■ **Task instructions**
Keep every character as it is and output all of the records.

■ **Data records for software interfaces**
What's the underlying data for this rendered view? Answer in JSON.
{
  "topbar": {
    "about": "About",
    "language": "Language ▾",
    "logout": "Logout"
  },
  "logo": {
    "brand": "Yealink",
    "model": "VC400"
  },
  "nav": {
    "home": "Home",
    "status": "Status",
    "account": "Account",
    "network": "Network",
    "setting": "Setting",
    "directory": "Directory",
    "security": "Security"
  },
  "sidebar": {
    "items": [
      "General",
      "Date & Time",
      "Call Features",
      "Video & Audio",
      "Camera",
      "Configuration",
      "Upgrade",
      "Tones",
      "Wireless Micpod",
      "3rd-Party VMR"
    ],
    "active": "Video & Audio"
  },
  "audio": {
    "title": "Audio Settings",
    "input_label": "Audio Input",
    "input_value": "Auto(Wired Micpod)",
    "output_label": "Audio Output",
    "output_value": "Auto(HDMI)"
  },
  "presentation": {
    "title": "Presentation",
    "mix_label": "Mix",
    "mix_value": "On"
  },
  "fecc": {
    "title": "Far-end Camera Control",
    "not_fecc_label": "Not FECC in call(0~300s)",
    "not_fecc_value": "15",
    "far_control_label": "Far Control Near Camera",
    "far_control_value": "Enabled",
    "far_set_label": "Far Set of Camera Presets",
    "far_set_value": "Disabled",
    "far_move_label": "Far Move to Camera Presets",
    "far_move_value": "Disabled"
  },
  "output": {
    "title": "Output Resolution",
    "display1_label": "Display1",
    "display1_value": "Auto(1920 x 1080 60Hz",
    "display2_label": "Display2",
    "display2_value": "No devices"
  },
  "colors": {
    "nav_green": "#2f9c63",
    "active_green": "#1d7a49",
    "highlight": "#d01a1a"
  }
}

■ **Answer to this task**
What's the underlying data for this rendered view? Answer in JSON.
{
  "topbar": {
    "about": "About",
    "language": "Language ▾",
    "logout": "Logout"
  },
  "logo": {
    "brand": "Yealink",
    "model": "VC400"
  },
  "nav": {
    "home": "Home",
    "status": "Status",
    "account": "Account",
    "network": "Network",
    "setting": "Setting",
    "directory": "Directory",
    "security": "Security"
  },
  "sidebar": {
    "items": [
      "General",
      "Date & Time",
      "Call Features",
      "Video & Audio",
      "Camera",
      "Configuration",
      "Upgrade",
      "Tones",
      "Wireless Micpod",
      "3rd-Party VMR"
    ],
    "active": "Video & Audio"
  },
  "audio": {
    "title": "Audio Settings",
    "input_label": "Audio Input",
    "input_value": "Auto(Wired Micpod)",
    "output_label": "Audio Output",
    "output_value": "Auto(HDMI)"
  },
  "presentation": {
    "title": "Presentation",
    "mix_label": "Mix",
    "mix_value": "On"
  },
  "fecc": {
    "title": "Far-end Camera Control",
    "not_fecc_label": "Not FECC in call(0~300s)",
    "not_fecc_value": "15",
    "far_control_label": "Far Control Near Camera",
    "far_control_value": "Enabled",
    "far_set_label": "Far Set of Camera Presets",
    "far_set_value": "Disabled",
    "far_move_label": "Far Move to Camera Presets",
    "far_move_value": "Disabled"
  },
  "output": {
    "title": "Output Resolution",
    "display1_label": "Display1",
    "display1_value": "Auto(1920 x 1080 60Hz",
    "display2_label": "Display2",
    "display2_value": "No devices"
  },
  "colors": {
    "nav_green": "#2f9c63",
    "active_green": "#1d7a49",
    "highlight": "#d01a1a"
  }
}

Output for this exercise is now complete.